Abbot of Lastingham, Bishop successively of York and Lichfield, England; date of birth uncertain, died 672.
He is often confounded with his brother, St. Cedd, also Abbot of Lastingham and the Bishop of the East Saxons. He had two other brothers, Cynibill and Caelin, who also became priests. Probably Northumbrian by birth, he was educated at Lindisfarne under St. Aidan, but afterwards went to Ireland, where he studied with St. Ecgberht in the monastery of Rathmelsige (Melfont). There he returned to help his brother St. Cedd to establish the monastery of Laestingaeu, now Lastingham in Yorkshire. On his brother's death in 664, he succeeded him as abbot.
Shortly afterwards St. Wilfrid, who had been chosen to succeed Tudi, Bishop of Lindisfarne, went to Gaul for consecration and remained so long absent that King Oswiu determined to wait no longer, and procured the election of Chad as Bishop of York, to which place the Bishopric of Lindisfarne had been transferred. As Canterbury was vacant, he was consecrated by Wini of Worcester, assisted by two British bishops. As bishop he visited his diocese on foot, and laboured in an apostolic spirit until the arrival of St. Theodore, the newly elected Archbishop of Canterbury who was making a general visitation. St. Theodore decided that St. Chad must give up the diocese to St. Wilfrid, who had now returned. When he further intimated that St. Chad's episcopal consecration had not been rightly performed, the Saint replied, "If you decide that I have not rightly received the episcopal character, I willingly lay down the office; for I have never thought myself worthy of it, but under obedience, I, though unworthy, consented to undertake it". St. Theodore, however, desired him not to relinquish the episcopate and himself supplied what was lacking ("ipse ordinationem ejus denuo catholica ratione consummavit" -- Bede, Hist. Eccl. IV, 2). Ceadda then returned to Lastingham, where he remained till St. Theodore called him in 669 to become Bishop of the Mercians. He built a church and monastery at Lichfield, where he dwelt with seven or eight monks, devoting to prayer and study time he could spare from his work as bishop. He received warning of his death in a vision.
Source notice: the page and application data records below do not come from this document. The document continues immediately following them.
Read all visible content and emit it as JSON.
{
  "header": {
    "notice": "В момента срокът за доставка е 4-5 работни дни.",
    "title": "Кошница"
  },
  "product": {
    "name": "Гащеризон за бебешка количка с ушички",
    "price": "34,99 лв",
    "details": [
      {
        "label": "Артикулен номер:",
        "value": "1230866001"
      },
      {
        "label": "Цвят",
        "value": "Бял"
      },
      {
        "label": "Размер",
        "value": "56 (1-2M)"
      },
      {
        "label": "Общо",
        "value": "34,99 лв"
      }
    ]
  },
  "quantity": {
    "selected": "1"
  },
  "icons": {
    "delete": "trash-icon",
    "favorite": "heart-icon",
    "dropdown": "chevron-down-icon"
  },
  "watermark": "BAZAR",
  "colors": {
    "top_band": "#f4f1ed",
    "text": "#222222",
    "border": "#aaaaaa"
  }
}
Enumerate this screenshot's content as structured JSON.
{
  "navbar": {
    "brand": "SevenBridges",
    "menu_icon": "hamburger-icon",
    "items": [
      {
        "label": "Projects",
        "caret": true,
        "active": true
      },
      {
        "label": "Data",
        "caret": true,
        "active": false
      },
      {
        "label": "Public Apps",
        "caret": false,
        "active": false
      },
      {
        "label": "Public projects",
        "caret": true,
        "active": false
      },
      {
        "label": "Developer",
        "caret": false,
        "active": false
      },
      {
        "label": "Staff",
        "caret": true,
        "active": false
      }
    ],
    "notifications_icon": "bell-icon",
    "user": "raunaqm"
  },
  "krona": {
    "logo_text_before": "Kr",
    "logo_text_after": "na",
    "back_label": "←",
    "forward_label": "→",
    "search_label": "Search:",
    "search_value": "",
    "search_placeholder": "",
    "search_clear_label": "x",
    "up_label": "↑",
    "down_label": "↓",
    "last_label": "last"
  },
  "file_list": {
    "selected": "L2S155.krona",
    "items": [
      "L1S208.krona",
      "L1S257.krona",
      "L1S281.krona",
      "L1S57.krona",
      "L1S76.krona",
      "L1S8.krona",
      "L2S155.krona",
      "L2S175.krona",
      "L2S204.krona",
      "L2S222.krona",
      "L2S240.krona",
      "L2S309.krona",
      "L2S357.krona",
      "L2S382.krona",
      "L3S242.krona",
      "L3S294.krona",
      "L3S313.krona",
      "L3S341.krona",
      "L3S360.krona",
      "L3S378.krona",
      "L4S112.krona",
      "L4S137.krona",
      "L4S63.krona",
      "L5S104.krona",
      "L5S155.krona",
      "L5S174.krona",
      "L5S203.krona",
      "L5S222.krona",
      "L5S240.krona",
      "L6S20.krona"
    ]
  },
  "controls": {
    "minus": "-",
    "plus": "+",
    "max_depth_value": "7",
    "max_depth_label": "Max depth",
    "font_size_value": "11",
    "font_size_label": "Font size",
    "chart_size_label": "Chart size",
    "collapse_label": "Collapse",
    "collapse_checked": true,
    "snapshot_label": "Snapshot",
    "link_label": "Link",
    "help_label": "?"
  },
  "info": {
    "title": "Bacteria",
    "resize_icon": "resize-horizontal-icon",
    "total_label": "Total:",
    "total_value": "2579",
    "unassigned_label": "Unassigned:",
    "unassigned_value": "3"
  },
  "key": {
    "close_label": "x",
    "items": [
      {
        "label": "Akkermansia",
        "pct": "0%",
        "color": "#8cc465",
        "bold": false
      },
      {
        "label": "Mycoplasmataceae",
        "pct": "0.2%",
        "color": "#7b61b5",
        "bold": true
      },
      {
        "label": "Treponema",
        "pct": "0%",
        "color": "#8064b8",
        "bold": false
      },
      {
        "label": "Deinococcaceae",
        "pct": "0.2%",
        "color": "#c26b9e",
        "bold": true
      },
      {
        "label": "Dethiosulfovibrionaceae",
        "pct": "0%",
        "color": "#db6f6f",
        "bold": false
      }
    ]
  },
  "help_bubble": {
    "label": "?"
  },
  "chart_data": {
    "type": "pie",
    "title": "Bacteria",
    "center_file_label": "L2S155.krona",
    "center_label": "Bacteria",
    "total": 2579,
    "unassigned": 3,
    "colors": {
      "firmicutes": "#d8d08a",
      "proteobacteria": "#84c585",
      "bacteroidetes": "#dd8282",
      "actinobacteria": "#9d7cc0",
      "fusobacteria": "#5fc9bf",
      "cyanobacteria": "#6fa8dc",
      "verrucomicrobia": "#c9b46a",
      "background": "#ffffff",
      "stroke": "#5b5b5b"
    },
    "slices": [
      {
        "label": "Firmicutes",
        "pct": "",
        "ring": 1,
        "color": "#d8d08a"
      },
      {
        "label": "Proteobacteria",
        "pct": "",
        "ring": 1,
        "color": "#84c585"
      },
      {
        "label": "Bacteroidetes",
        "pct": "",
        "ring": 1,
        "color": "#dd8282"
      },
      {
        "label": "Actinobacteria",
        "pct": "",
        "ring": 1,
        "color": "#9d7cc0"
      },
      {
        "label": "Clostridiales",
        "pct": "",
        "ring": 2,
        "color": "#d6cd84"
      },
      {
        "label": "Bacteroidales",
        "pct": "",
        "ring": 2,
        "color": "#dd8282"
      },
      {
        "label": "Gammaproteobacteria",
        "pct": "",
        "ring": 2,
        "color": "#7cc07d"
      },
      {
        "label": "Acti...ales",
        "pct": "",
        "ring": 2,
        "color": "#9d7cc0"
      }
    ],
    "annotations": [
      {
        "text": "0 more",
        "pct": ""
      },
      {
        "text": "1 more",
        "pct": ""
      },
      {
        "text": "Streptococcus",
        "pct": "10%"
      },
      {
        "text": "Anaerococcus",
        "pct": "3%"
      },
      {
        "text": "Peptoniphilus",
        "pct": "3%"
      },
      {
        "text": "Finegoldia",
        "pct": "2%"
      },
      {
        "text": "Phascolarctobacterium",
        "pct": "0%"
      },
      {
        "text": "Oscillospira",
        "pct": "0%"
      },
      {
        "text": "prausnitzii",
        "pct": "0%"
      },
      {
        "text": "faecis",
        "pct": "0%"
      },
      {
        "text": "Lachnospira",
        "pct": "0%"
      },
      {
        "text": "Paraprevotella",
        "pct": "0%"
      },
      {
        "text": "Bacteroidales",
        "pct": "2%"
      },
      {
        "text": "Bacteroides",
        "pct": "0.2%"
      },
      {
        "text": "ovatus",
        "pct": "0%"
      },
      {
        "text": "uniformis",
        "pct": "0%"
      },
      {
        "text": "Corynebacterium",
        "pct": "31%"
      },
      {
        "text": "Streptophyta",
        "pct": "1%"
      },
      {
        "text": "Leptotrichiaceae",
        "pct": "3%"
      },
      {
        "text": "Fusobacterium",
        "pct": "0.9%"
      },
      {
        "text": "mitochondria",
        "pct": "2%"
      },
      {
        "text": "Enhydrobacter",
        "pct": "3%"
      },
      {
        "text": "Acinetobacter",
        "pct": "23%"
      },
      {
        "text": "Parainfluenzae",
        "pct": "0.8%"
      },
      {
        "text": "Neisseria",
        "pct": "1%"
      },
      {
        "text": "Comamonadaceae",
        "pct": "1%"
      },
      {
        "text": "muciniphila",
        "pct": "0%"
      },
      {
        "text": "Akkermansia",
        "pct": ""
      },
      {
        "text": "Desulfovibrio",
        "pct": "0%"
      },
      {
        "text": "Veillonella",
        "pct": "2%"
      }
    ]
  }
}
His shrine, which was honoured by miracles, was removed in the twelfth century to the cathedral at Lichfield, dedicated to Our Lady and the Saint himself. At the Reformation his relics were rescued from profanation by Roman Catholics, and they now lie in the Catholic cathedral at Birmingham, which is dedicated to him. His festival is kept on the 2nd of March. All accounts of his life are based on that given by Venerable Bede, who had been instructed in Holy Scripture by Trumberct, one of St. Chad's monks and disciples.